The ultimate step-by-step guide on how to clean your water heater
Having a clean and well-maintained water heater can help homeowners save money on energy bills, extend the lifespan of their unit, and prevent avoidable repairs. Cleaning your water heater isn’t difficult but it does require some safety precautions and the right tools.
Here is a step-by-step guide for homeowners who want to clean their water heaters safely and efficiently.
1. Cut off the power to your water heater
Before beginning any maintenance work, make sure that you turn off both the gas supply and electrical power source to your water heater. Depending on your model, this may involve shutting off individual circuit breakers in your home’s electrical panel or turning off the gas valve located near the tank.
2. Drain your tank
Before you begin cleaning, you’ll want to empty out as much of the existing hot water from the tank as possible. To do this, connect a run-of-the-mill garden hose to the drain valve found at the bottom of the tank and then direct it towards an outdoor drain or utility sink until all of the hot water has been drained out.
Make sure that you keep track of how long it takes for all of the hot water to be drained from your tank so that you can plan accordingly for when you refill it later on.
3. Clean away residue from around heating elements
Now that most of the hot water has been drained out of your tank, you can start scrubbing away any built-up sediment or calcium deposits around your heating element(s). It’s important not to use any harsh chemicals during this process as they could damage sensitive parts within your tank. Instead, use an old toothbrush and some vinegar or baking soda dissolved in warm water to gently scrub away any buildup around these areas.
4. Flush out remaining sediment
Next up is flushing out any remaining sediment inside your tank with fresh cold tap water or a solution made up of baking soda or vinegar (no harsh chemicals here either). You’ll need to find where your vacuum relief valve is located and attach a garden hose so that you can flush out all of these sediments with running water from outside using gravity instead of relying solely on manual scrubbing (which should still be done if necessary too).
5. Refill with cold tap water
Once all sediment has been flushed out, reattach your garden hose back onto its original position before refilling up with cold tap water until full again (you may need more than what was originally there due to air space). It’s recommended that homeowners wait 15 minutes before turning their power back on so that everything settles into place properly inside their tanks (do not forget this step!).
6. Test for leaks

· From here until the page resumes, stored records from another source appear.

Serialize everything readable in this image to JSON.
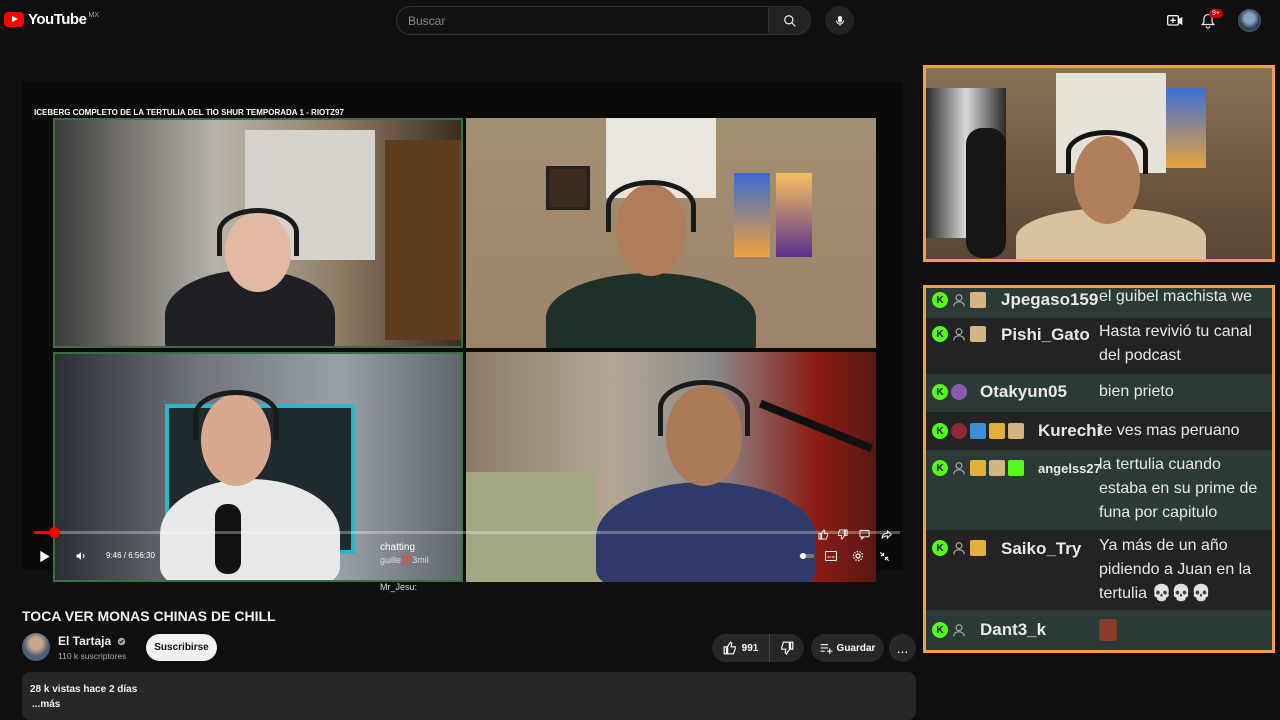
{
  "header": {
    "logo_text": "YouTube",
    "country_code": "MX",
    "search_placeholder": "Buscar",
    "notif_count": "9+",
    "icons": [
      "menu-icon",
      "search-icon",
      "mic-icon",
      "create-icon",
      "bell-icon",
      "avatar"
    ]
  },
  "player": {
    "video_title": "ICEBERG COMPLETO DE LA TERTULIA DEL TIO SHUR TEMPORADA 1 - RIOTZ97",
    "time_label": "9:46 / 6:56:30",
    "progress_fraction": 0.0235,
    "overlay_chat": {
      "label": "chatting",
      "lines": [
        "guille💯3mil",
        "Mr_Jesu:"
      ]
    }
  },
  "watch": {
    "title": "TOCA VER MONAS CHINAS DE CHILL",
    "channel_name": "El Tartaja",
    "subscribers": "110 k suscriptores",
    "subscribe_label": "Suscribirse",
    "likes": "991",
    "save_label": "Guardar",
    "more_label": "...",
    "views_date": "28 k vistas  hace 2 días",
    "more_text": "...más"
  },
  "chat": {
    "messages": [
      {
        "user": "Jpegaso159",
        "text": "el guibel machista we",
        "avatar": "default",
        "badges": [
          "sub"
        ]
      },
      {
        "user": "Pishi_Gato",
        "text": "Hasta revivió tu canal del podcast",
        "avatar": "default",
        "badges": [
          "sub"
        ]
      },
      {
        "user": "Otakyun05",
        "text": "bien prieto",
        "avatar": "purple",
        "badges": []
      },
      {
        "user": "Kurechi",
        "text": "te ves mas peruano",
        "avatar": "red",
        "badges": [
          "pick",
          "crown",
          "sub"
        ]
      },
      {
        "user": "angelss27",
        "text": "la tertulia cuando estaba en su prime de funa por capitulo",
        "avatar": "default",
        "badges": [
          "crown",
          "sub",
          "gift"
        ]
      },
      {
        "user": "Saiko_Try",
        "text": "Ya más de un año pidiendo a Juan en la tertulia 💀💀💀",
        "avatar": "default",
        "badges": [
          "crown"
        ]
      },
      {
        "user": "Dant3_k",
        "text": "",
        "avatar": "default",
        "badges": [],
        "emote": "moai-emote"
      }
    ]
  },
  "colors": {
    "accent_orange": "#f0a04b",
    "kick_green": "#53fc18",
    "youtube_red": "#ff0000"
  }
}
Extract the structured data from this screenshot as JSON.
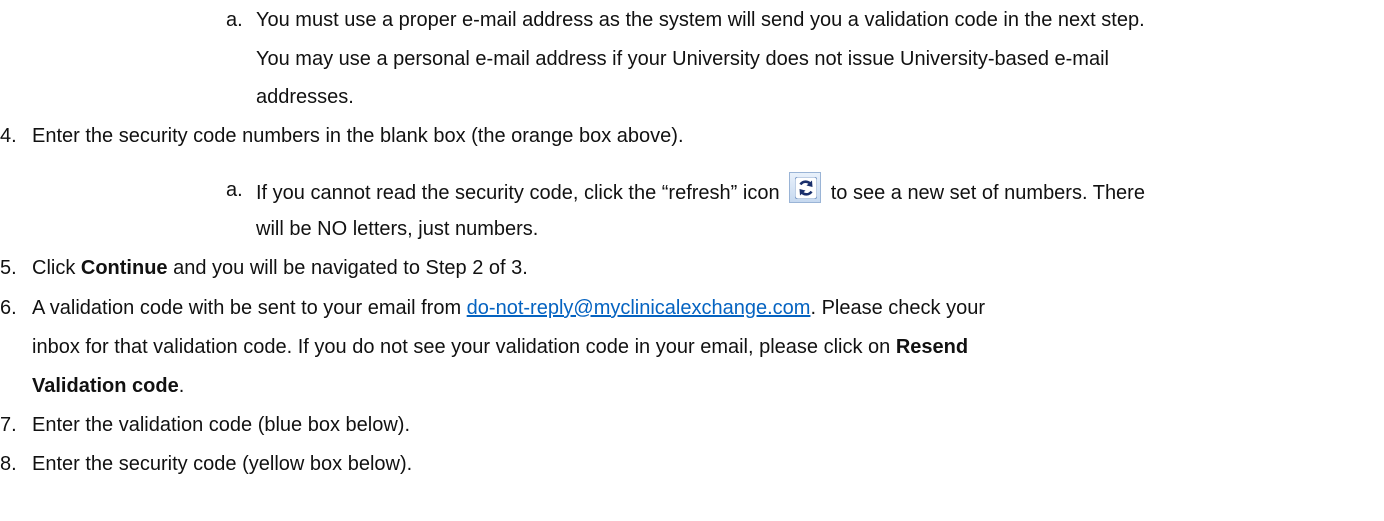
{
  "item3a": {
    "marker": "a.",
    "line1": "You must use a proper e-mail address as the system will send you a validation code in the next step.",
    "line2": "You may use a personal e-mail address if your University does not issue University-based e-mail",
    "line3": "addresses."
  },
  "item4": {
    "marker": "4.",
    "text": "Enter the security code numbers in the blank box (the orange box above)."
  },
  "item4a": {
    "marker": "a.",
    "before_icon": "If you cannot read the security code, click the “refresh” icon",
    "icon": "refresh-icon",
    "after_icon": "to see a new set of numbers.  There",
    "line2": "will be NO letters, just numbers."
  },
  "item5": {
    "marker": "5.",
    "before_bold": "Click ",
    "bold": "Continue",
    "after_bold": " and you will be navigated to Step 2 of 3."
  },
  "item6": {
    "marker": "6.",
    "before_link": "A validation code with be sent to your email from ",
    "link": "do-not-reply@myclinicalexchange.com",
    "after_link": ".  Please check your",
    "line2_before_bold": "inbox for that validation code.  If you do not see your validation code in your email, please click on ",
    "line2_bold": "Resend",
    "line3_bold": "Validation code",
    "line3_after": "."
  },
  "item7": {
    "marker": "7.",
    "text": "Enter the validation code (blue box below)."
  },
  "item8": {
    "marker": "8.",
    "text": "Enter the security code (yellow box below)."
  },
  "colors": {
    "link": "#0563c1",
    "text": "#111111",
    "icon_bg": "#c6d9f0",
    "icon_arrows": "#1a2f6b"
  }
}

After refilling up completely with cold tap water and waiting 15 minutes (as mentioned in step 5), turn back on both electric/gas supplies while also keeping an eye out for potential leaks coming from hoses or pipes connected directly to your unit itself – if there are any ones detected at this point then those should be addressed immediately by qualified personnel before continuing further with other maintenance work!
7. Replace the unit’s sacrificial anode rod (if applicable)

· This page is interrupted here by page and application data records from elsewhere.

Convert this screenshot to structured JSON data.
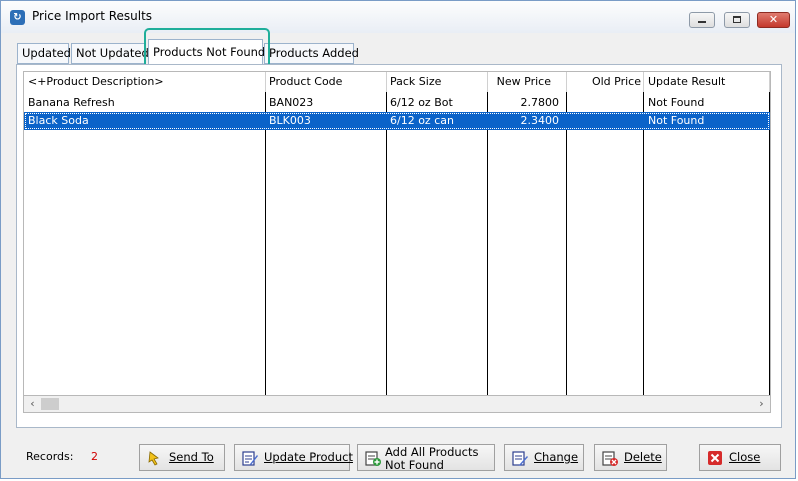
{
  "window": {
    "title": "Price Import Results"
  },
  "tabs": [
    {
      "label": "Updated"
    },
    {
      "label": "Not Updated"
    },
    {
      "label": "Products Not Found"
    },
    {
      "label": "Products Added"
    }
  ],
  "grid": {
    "columns": [
      "<+Product Description>",
      "Product Code",
      "Pack Size",
      "New Price",
      "Old Price",
      "Update Result"
    ],
    "rows": [
      {
        "description": "Banana Refresh",
        "code": "BAN023",
        "pack": "6/12 oz Bot",
        "new_price": "2.7800",
        "old_price": "",
        "result": "Not Found",
        "selected": false
      },
      {
        "description": "Black Soda",
        "code": "BLK003",
        "pack": "6/12 oz can",
        "new_price": "2.3400",
        "old_price": "",
        "result": "Not Found",
        "selected": true
      }
    ]
  },
  "status": {
    "records_label": "Records:",
    "records_value": "2"
  },
  "buttons": {
    "send_to": "Send To",
    "update_product": "Update Product",
    "add_all_line1": "Add All Products",
    "add_all_line2": "Not Found",
    "change": "Change",
    "delete": "Delete",
    "close": "Close"
  },
  "colors": {
    "selection": "#0b63c9",
    "highlight_ring": "#1fae9a",
    "records_value": "#d00000"
  }
}
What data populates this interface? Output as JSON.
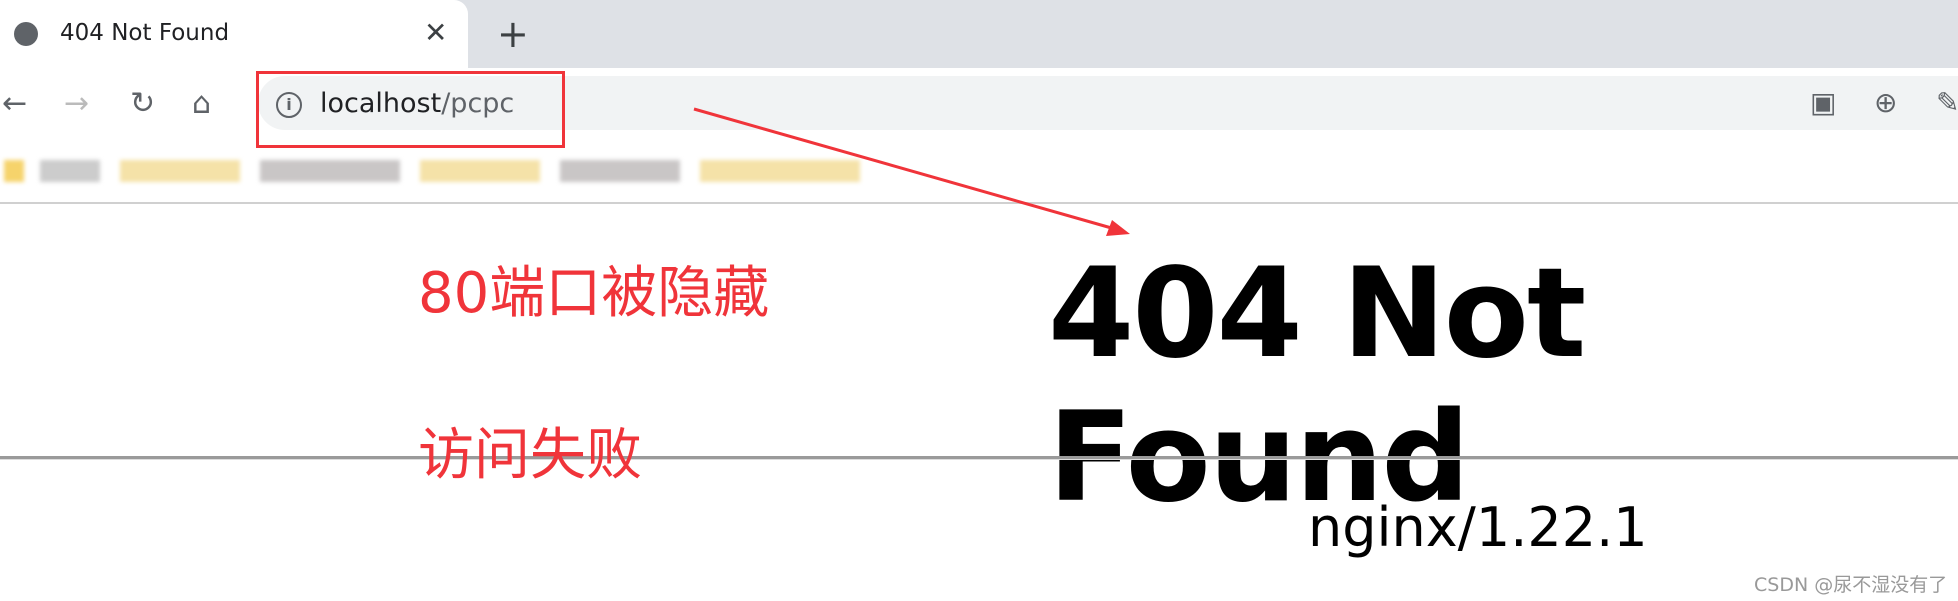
{
  "tab": {
    "title": "404 Not Found",
    "close_icon": "close-icon",
    "new_tab_icon": "plus-icon"
  },
  "toolbar": {
    "url_host": "localhost",
    "url_path": "/pcpc"
  },
  "annotations": {
    "line1": "80端口被隐藏",
    "line2": "访问失败",
    "color": "#f0343a"
  },
  "page": {
    "heading": "404 Not Found",
    "server": "nginx/1.22.1"
  },
  "watermark": "CSDN @尿不湿没有了"
}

The sacrificial anode rod is a metal rod used inside many tanks which helps protect them against corrosion over time; however, they do eventually need replacing every 3 years or so depending on usage conditions/types, etc… If yours has gone beyond its expiration date then now would be a good time to replace it otherwise leave this step alone!

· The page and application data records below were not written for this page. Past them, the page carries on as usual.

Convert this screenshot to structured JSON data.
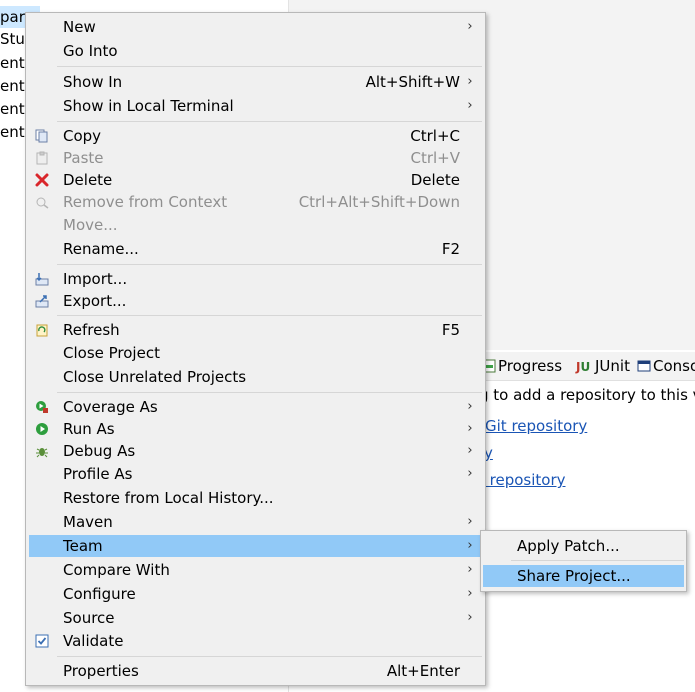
{
  "tree": {
    "rows": [
      "par",
      "Stu",
      "ent",
      "ent",
      "ent",
      "ent"
    ]
  },
  "view_tabs": {
    "progress": "Progress",
    "junit_prefix": "J",
    "junit_u": "U",
    "junit": "JUnit",
    "console": "Conso"
  },
  "panel": {
    "line1": "g to add a repository to this v",
    "link1": "Git repository",
    "link2": "y",
    "link3": "t repository"
  },
  "menu": {
    "new": "New",
    "go_into": "Go Into",
    "show_in": "Show In",
    "show_in_shortcut": "Alt+Shift+W",
    "show_in_terminal": "Show in Local Terminal",
    "copy": "Copy",
    "copy_shortcut": "Ctrl+C",
    "paste": "Paste",
    "paste_shortcut": "Ctrl+V",
    "delete": "Delete",
    "delete_shortcut": "Delete",
    "remove_context": "Remove from Context",
    "remove_context_shortcut": "Ctrl+Alt+Shift+Down",
    "move": "Move...",
    "rename": "Rename...",
    "rename_shortcut": "F2",
    "import": "Import...",
    "export": "Export...",
    "refresh": "Refresh",
    "refresh_shortcut": "F5",
    "close_project": "Close Project",
    "close_unrelated": "Close Unrelated Projects",
    "coverage_as": "Coverage As",
    "run_as": "Run As",
    "debug_as": "Debug As",
    "profile_as": "Profile As",
    "restore_history": "Restore from Local History...",
    "maven": "Maven",
    "team": "Team",
    "compare_with": "Compare With",
    "configure": "Configure",
    "source": "Source",
    "validate": "Validate",
    "properties": "Properties",
    "properties_shortcut": "Alt+Enter",
    "arrow": "›"
  },
  "team_submenu": {
    "apply_patch": "Apply Patch...",
    "share_project": "Share Project..."
  },
  "colors": {
    "highlight": "#91c9f7",
    "menu_bg": "#f0f0f0",
    "link": "#1a55b5",
    "disabled": "#8f8f8f"
  }
}
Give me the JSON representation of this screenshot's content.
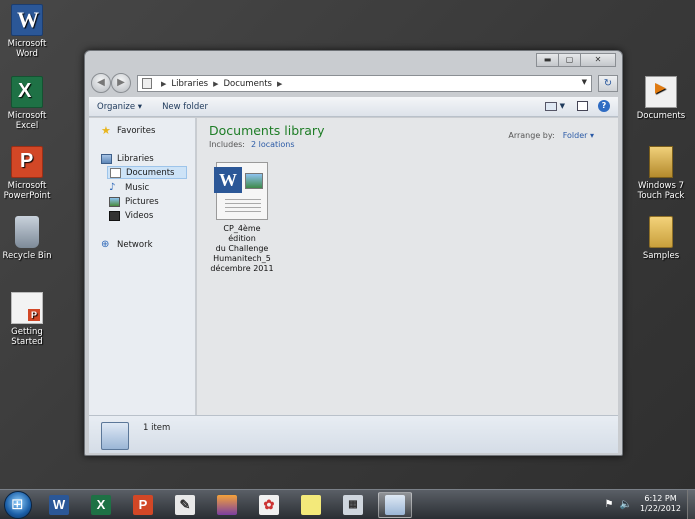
{
  "desktop": {
    "left_icons": [
      {
        "label_line1": "Microsoft",
        "label_line2": "Word",
        "icon": "word-icon"
      },
      {
        "label_line1": "Microsoft",
        "label_line2": "Excel",
        "icon": "excel-icon"
      },
      {
        "label_line1": "Microsoft",
        "label_line2": "PowerPoint",
        "icon": "powerpoint-icon"
      },
      {
        "label_line1": "Recycle Bin",
        "label_line2": "",
        "icon": "recycle-bin-icon"
      },
      {
        "label_line1": "Getting",
        "label_line2": "Started",
        "icon": "getting-started-icon"
      }
    ],
    "right_icons": [
      {
        "label_line1": "Documents",
        "label_line2": "",
        "icon": "documents-icon"
      },
      {
        "label_line1": "Windows 7",
        "label_line2": "Touch Pack",
        "icon": "touch-pack-icon"
      },
      {
        "label_line1": "Samples",
        "label_line2": "",
        "icon": "folder-icon"
      }
    ]
  },
  "window": {
    "address": {
      "crumbs": [
        "Libraries",
        "Documents"
      ]
    },
    "toolbar": {
      "organize": "Organize ▾",
      "new_folder": "New folder"
    },
    "nav": {
      "favorites": "Favorites",
      "libraries": "Libraries",
      "documents": "Documents",
      "music": "Music",
      "pictures": "Pictures",
      "videos": "Videos",
      "network": "Network"
    },
    "content": {
      "title": "Documents library",
      "includes_label": "Includes:",
      "includes_link": "2 locations",
      "arrange_label": "Arrange by:",
      "arrange_value": "Folder ▾",
      "file": {
        "line1": "CP_4ème édition",
        "line2": "du Challenge",
        "line3": "Humanitech_5",
        "line4": "décembre 2011"
      }
    },
    "details": {
      "count": "1 item"
    }
  },
  "taskbar": {
    "time": "6:12 PM",
    "date": "1/22/2012"
  },
  "colors": {
    "library_title": "#1e7d26",
    "link": "#2a5aa6",
    "word_blue": "#2b5797",
    "excel_green": "#1e7145",
    "powerpoint_orange": "#d24726"
  }
}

8. Test pressure relief valve
Finally, after all of the other steps have been taken care of properly, test whether or not your pressure relief valve is working correctly – simply press down lightly over its lever handle in order for it activate properly; if everything goes according to plan then nothing should come out while doing so but if something does come flowing out then get professional help right away as this indicates a serious issue somewhere else within the system itself!
A step-by-step guide on how to clean your water heater — Conclusion
And there you have it – a complete guide for how homeowners can clean their units safely and efficiently without needing professional help every single time! Just remember: always shut off power sources before performing any maintenance work whatsoever!